[INPUT DATA]
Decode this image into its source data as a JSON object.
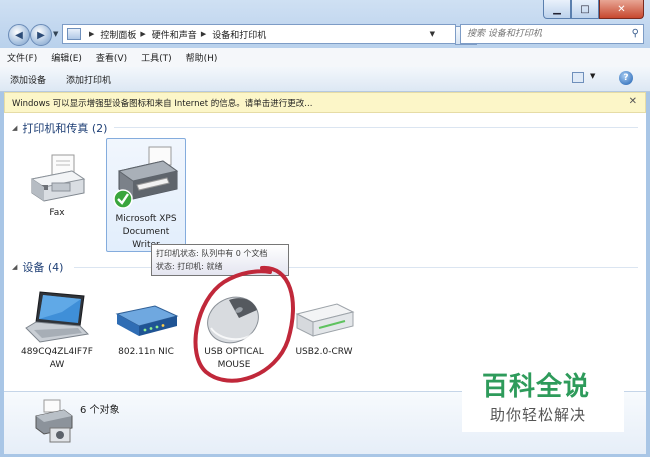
{
  "window": {
    "caption_buttons": {
      "minimize": "▁",
      "maximize": "□",
      "close": "✕"
    }
  },
  "address": {
    "crumbs": [
      "控制面板",
      "硬件和声音",
      "设备和打印机"
    ],
    "search_placeholder": "搜索 设备和打印机"
  },
  "menu": [
    "文件(F)",
    "编辑(E)",
    "查看(V)",
    "工具(T)",
    "帮助(H)"
  ],
  "toolbar": {
    "add_device": "添加设备",
    "add_printer": "添加打印机"
  },
  "infobar": {
    "text": "Windows 可以显示增强型设备图标和来自 Internet 的信息。请单击进行更改..."
  },
  "groups": {
    "printers": {
      "header": "打印机和传真 (2)",
      "items": [
        {
          "label": "Fax",
          "icon": "fax-icon"
        },
        {
          "label": "Microsoft XPS Document Writer",
          "lines": [
            "Microsoft XPS",
            "Document",
            "Writer"
          ],
          "icon": "printer-icon",
          "default": true
        }
      ]
    },
    "devices": {
      "header": "设备 (4)",
      "items": [
        {
          "label": "489CQ4ZL4IF7FAW",
          "lines": [
            "489CQ4ZL4IF7F",
            "AW"
          ],
          "icon": "laptop-icon"
        },
        {
          "label": "802.11n NIC",
          "icon": "router-icon"
        },
        {
          "label": "USB OPTICAL MOUSE",
          "lines": [
            "USB OPTICAL",
            "MOUSE"
          ],
          "icon": "mouse-icon"
        },
        {
          "label": "USB2.0-CRW",
          "icon": "drive-icon"
        }
      ]
    }
  },
  "tooltip": {
    "line1": "打印机状态: 队列中有 0 个文档",
    "line2": "状态: 打印机: 就绪"
  },
  "details": {
    "count": "6 个对象"
  },
  "watermark": {
    "title": "百科全说",
    "subtitle": "助你轻松解决"
  },
  "colors": {
    "accent_green": "#2e9b5b",
    "annotation_red": "#c0283a",
    "infobar_bg": "#fcf6c8"
  }
}
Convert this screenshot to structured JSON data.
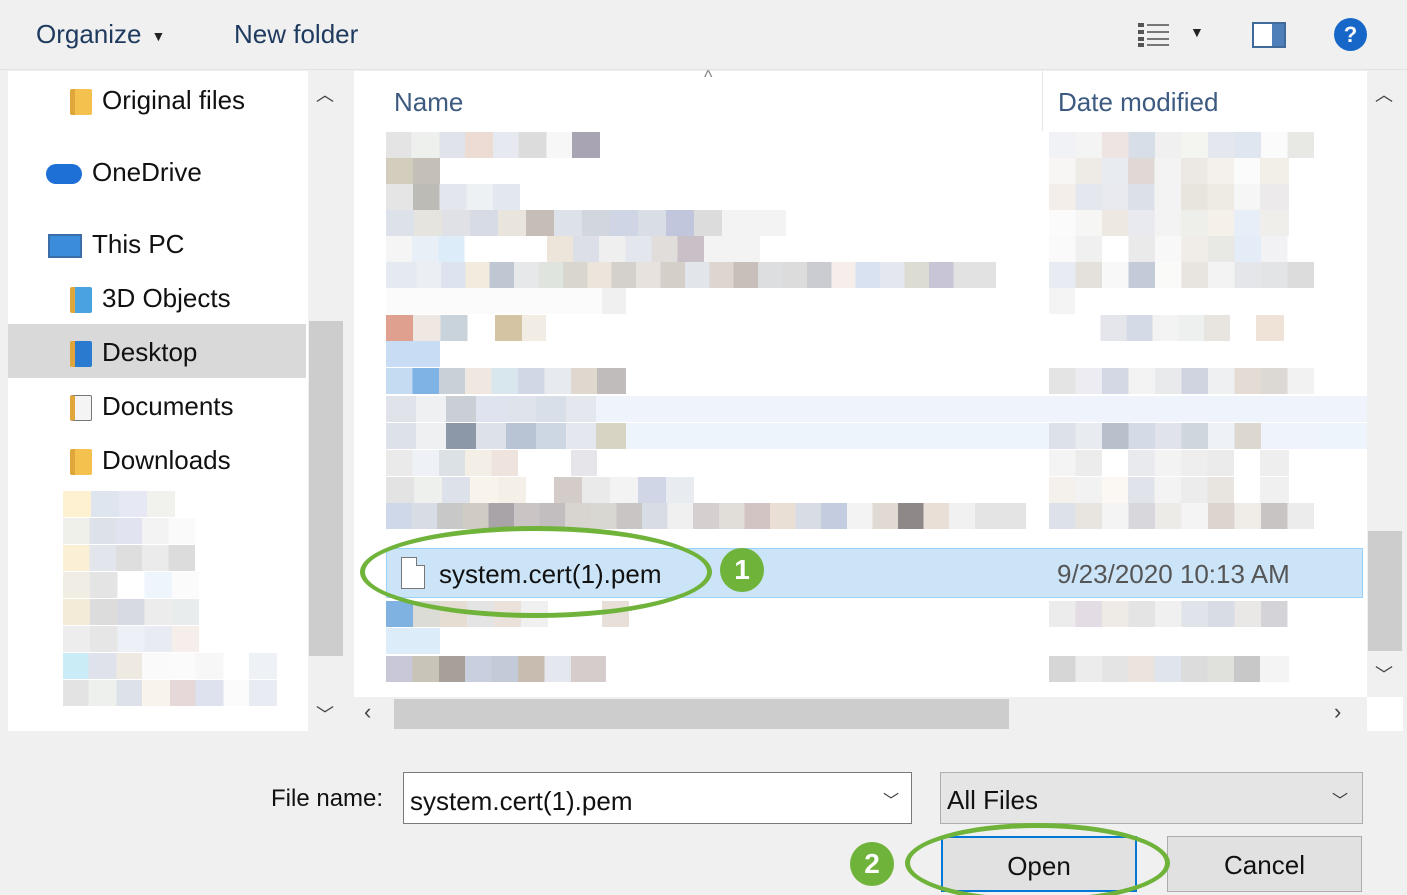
{
  "toolbar": {
    "organize_label": "Organize",
    "new_folder_label": "New folder",
    "help_label": "?"
  },
  "nav": {
    "items": [
      {
        "label": "Original files",
        "icon": "folder-icon"
      },
      {
        "label": "OneDrive",
        "icon": "onedrive-icon"
      },
      {
        "label": "This PC",
        "icon": "pc-icon"
      },
      {
        "label": "3D Objects",
        "icon": "3d-objects-icon"
      },
      {
        "label": "Desktop",
        "icon": "desktop-icon",
        "selected": true
      },
      {
        "label": "Documents",
        "icon": "documents-icon"
      },
      {
        "label": "Downloads",
        "icon": "downloads-icon"
      }
    ]
  },
  "list": {
    "columns": {
      "name": "Name",
      "date_modified": "Date modified"
    },
    "selected_file": {
      "name": "system.cert(1).pem",
      "date": "9/23/2020 10:13 AM"
    }
  },
  "bottom": {
    "file_name_label": "File name:",
    "file_name_value": "system.cert(1).pem",
    "file_type_value": "All Files",
    "open_label": "Open",
    "cancel_label": "Cancel"
  },
  "annotations": {
    "step1": "1",
    "step2": "2"
  },
  "colors": {
    "accent_ring": "#6fb33a",
    "selection": "#cce4f7",
    "focus_border": "#0078d7"
  }
}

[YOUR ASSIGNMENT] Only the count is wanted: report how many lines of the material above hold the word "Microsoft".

[ANSWER FOR THIS EXERCISE] 2